Component data from apps and pages
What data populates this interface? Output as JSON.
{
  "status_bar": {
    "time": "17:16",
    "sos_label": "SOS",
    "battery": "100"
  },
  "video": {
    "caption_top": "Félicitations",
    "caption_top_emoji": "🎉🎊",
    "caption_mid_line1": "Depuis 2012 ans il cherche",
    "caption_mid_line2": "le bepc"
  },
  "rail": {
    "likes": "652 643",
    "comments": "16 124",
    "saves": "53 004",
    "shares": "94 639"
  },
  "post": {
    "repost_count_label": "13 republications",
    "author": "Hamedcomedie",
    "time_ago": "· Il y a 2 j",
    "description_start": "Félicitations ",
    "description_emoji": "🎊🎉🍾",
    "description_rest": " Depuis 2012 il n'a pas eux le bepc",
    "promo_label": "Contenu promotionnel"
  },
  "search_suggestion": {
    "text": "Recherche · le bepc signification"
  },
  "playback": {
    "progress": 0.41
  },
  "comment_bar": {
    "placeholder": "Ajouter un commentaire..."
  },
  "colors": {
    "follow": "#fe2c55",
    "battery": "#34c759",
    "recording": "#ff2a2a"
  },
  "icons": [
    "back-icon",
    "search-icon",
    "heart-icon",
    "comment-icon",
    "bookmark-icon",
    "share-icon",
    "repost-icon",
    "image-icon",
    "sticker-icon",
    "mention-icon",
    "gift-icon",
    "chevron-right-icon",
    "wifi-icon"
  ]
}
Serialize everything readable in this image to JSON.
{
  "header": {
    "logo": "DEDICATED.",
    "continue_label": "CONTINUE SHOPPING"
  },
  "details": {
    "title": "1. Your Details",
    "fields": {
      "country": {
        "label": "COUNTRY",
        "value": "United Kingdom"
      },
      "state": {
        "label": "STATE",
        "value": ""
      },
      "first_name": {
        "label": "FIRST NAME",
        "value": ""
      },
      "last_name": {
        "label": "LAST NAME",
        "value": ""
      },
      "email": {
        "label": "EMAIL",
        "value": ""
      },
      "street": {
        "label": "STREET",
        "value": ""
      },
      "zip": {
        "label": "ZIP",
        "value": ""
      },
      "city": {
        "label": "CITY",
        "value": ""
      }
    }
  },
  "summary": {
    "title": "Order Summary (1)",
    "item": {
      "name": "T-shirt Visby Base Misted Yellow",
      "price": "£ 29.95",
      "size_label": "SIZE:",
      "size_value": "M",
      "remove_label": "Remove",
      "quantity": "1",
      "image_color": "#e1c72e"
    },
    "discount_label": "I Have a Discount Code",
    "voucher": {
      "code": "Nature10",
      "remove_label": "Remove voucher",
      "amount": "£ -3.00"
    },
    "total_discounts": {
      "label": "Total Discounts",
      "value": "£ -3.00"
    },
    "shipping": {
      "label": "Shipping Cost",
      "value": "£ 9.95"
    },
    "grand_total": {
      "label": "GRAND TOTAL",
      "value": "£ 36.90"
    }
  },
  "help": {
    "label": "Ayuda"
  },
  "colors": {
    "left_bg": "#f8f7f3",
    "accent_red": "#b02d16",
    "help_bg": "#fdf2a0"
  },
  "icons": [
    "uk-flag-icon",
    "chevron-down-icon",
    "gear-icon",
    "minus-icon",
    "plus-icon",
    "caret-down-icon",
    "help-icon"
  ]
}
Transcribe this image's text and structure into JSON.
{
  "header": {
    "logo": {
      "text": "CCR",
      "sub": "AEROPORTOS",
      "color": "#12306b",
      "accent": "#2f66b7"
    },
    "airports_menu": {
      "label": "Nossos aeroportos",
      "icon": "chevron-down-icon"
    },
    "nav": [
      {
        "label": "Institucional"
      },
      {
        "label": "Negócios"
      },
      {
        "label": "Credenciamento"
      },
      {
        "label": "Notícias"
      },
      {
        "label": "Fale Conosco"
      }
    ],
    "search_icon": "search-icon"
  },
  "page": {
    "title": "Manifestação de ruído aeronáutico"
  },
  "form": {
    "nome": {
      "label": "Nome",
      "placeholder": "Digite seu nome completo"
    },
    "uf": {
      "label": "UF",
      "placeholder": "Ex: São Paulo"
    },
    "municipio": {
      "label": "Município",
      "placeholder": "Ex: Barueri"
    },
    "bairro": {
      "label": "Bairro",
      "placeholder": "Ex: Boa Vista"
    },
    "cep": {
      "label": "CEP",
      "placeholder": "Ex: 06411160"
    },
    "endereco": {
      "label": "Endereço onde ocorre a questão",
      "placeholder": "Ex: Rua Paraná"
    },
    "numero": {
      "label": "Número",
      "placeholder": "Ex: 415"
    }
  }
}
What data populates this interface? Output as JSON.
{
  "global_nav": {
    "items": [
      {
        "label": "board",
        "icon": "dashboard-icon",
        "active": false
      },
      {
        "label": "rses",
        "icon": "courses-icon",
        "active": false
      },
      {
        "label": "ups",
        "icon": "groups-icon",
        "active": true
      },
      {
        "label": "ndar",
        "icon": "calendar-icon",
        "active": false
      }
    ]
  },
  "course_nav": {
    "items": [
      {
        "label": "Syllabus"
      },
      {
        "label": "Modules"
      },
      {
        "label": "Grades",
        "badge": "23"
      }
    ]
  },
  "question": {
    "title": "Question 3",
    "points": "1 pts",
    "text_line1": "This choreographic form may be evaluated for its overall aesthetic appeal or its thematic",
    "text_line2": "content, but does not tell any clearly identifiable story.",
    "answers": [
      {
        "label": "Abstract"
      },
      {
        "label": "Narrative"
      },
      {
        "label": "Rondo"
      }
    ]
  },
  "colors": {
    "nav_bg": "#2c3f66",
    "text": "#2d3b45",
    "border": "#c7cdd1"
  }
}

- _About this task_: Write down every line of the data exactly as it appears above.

- _Written response_:
What data populates this interface? Output as JSON.
{
  "status_bar": {
    "time": "17:16",
    "sos_label": "SOS",
    "battery": "100"
  },
  "video": {
    "caption_top": "Félicitations",
    "caption_top_emoji": "🎉🎊",
    "caption_mid_line1": "Depuis 2012 ans il cherche",
    "caption_mid_line2": "le bepc"
  },
  "rail": {
    "likes": "652 643",
    "comments": "16 124",
    "saves": "53 004",
    "shares": "94 639"
  },
  "post": {
    "repost_count_label": "13 republications",
    "author": "Hamedcomedie",
    "time_ago": "· Il y a 2 j",
    "description_start": "Félicitations ",
    "description_emoji": "🎊🎉🍾",
    "description_rest": " Depuis 2012 il n'a pas eux le bepc",
    "promo_label": "Contenu promotionnel"
  },
  "search_suggestion": {
    "text": "Recherche · le bepc signification"
  },
  "playback": {
    "progress": 0.41
  },
  "comment_bar": {
    "placeholder": "Ajouter un commentaire..."
  },
  "colors": {
    "follow": "#fe2c55",
    "battery": "#34c759",
    "recording": "#ff2a2a"
  },
  "icons": [
    "back-icon",
    "search-icon",
    "heart-icon",
    "comment-icon",
    "bookmark-icon",
    "share-icon",
    "repost-icon",
    "image-icon",
    "sticker-icon",
    "mention-icon",
    "gift-icon",
    "chevron-right-icon",
    "wifi-icon"
  ]
}
Serialize everything readable in this image to JSON.
{
  "header": {
    "logo": "DEDICATED.",
    "continue_label": "CONTINUE SHOPPING"
  },
  "details": {
    "title": "1. Your Details",
    "fields": {
      "country": {
        "label": "COUNTRY",
        "value": "United Kingdom"
      },
      "state": {
        "label": "STATE",
        "value": ""
      },
      "first_name": {
        "label": "FIRST NAME",
        "value": ""
      },
      "last_name": {
        "label": "LAST NAME",
        "value": ""
      },
      "email": {
        "label": "EMAIL",
        "value": ""
      },
      "street": {
        "label": "STREET",
        "value": ""
      },
      "zip": {
        "label": "ZIP",
        "value": ""
      },
      "city": {
        "label": "CITY",
        "value": ""
      }
    }
  },
  "summary": {
    "title": "Order Summary (1)",
    "item": {
      "name": "T-shirt Visby Base Misted Yellow",
      "price": "£ 29.95",
      "size_label": "SIZE:",
      "size_value": "M",
      "remove_label": "Remove",
      "quantity": "1",
      "image_color": "#e1c72e"
    },
    "discount_label": "I Have a Discount Code",
    "voucher": {
      "code": "Nature10",
      "remove_label": "Remove voucher",
      "amount": "£ -3.00"
    },
    "total_discounts": {
      "label": "Total Discounts",
      "value": "£ -3.00"
    },
    "shipping": {
      "label": "Shipping Cost",
      "value": "£ 9.95"
    },
    "grand_total": {
      "label": "GRAND TOTAL",
      "value": "£ 36.90"
    }
  },
  "help": {
    "label": "Ayuda"
  },
  "colors": {
    "left_bg": "#f8f7f3",
    "accent_red": "#b02d16",
    "help_bg": "#fdf2a0"
  },
  "icons": [
    "uk-flag-icon",
    "chevron-down-icon",
    "gear-icon",
    "minus-icon",
    "plus-icon",
    "caret-down-icon",
    "help-icon"
  ]
}
Transcribe this image's text and structure into JSON.
{
  "header": {
    "logo": {
      "text": "CCR",
      "sub": "AEROPORTOS",
      "color": "#12306b",
      "accent": "#2f66b7"
    },
    "airports_menu": {
      "label": "Nossos aeroportos",
      "icon": "chevron-down-icon"
    },
    "nav": [
      {
        "label": "Institucional"
      },
      {
        "label": "Negócios"
      },
      {
        "label": "Credenciamento"
      },
      {
        "label": "Notícias"
      },
      {
        "label": "Fale Conosco"
      }
    ],
    "search_icon": "search-icon"
  },
  "page": {
    "title": "Manifestação de ruído aeronáutico"
  },
  "form": {
    "nome": {
      "label": "Nome",
      "placeholder": "Digite seu nome completo"
    },
    "uf": {
      "label": "UF",
      "placeholder": "Ex: São Paulo"
    },
    "municipio": {
      "label": "Município",
      "placeholder": "Ex: Barueri"
    },
    "bairro": {
      "label": "Bairro",
      "placeholder": "Ex: Boa Vista"
    },
    "cep": {
      "label": "CEP",
      "placeholder": "Ex: 06411160"
    },
    "endereco": {
      "label": "Endereço onde ocorre a questão",
      "placeholder": "Ex: Rua Paraná"
    },
    "numero": {
      "label": "Número",
      "placeholder": "Ex: 415"
    }
  }
}
What data populates this interface? Output as JSON.
{
  "global_nav": {
    "items": [
      {
        "label": "board",
        "icon": "dashboard-icon",
        "active": false
      },
      {
        "label": "rses",
        "icon": "courses-icon",
        "active": false
      },
      {
        "label": "ups",
        "icon": "groups-icon",
        "active": true
      },
      {
        "label": "ndar",
        "icon": "calendar-icon",
        "active": false
      }
    ]
  },
  "course_nav": {
    "items": [
      {
        "label": "Syllabus"
      },
      {
        "label": "Modules"
      },
      {
        "label": "Grades",
        "badge": "23"
      }
    ]
  },
  "question": {
    "title": "Question 3",
    "points": "1 pts",
    "text_line1": "This choreographic form may be evaluated for its overall aesthetic appeal or its thematic",
    "text_line2": "content, but does not tell any clearly identifiable story.",
    "answers": [
      {
        "label": "Abstract"
      },
      {
        "label": "Narrative"
      },
      {
        "label": "Rondo"
      }
    ]
  },
  "colors": {
    "nav_bg": "#2c3f66",
    "text": "#2d3b45",
    "border": "#c7cdd1"
  }
}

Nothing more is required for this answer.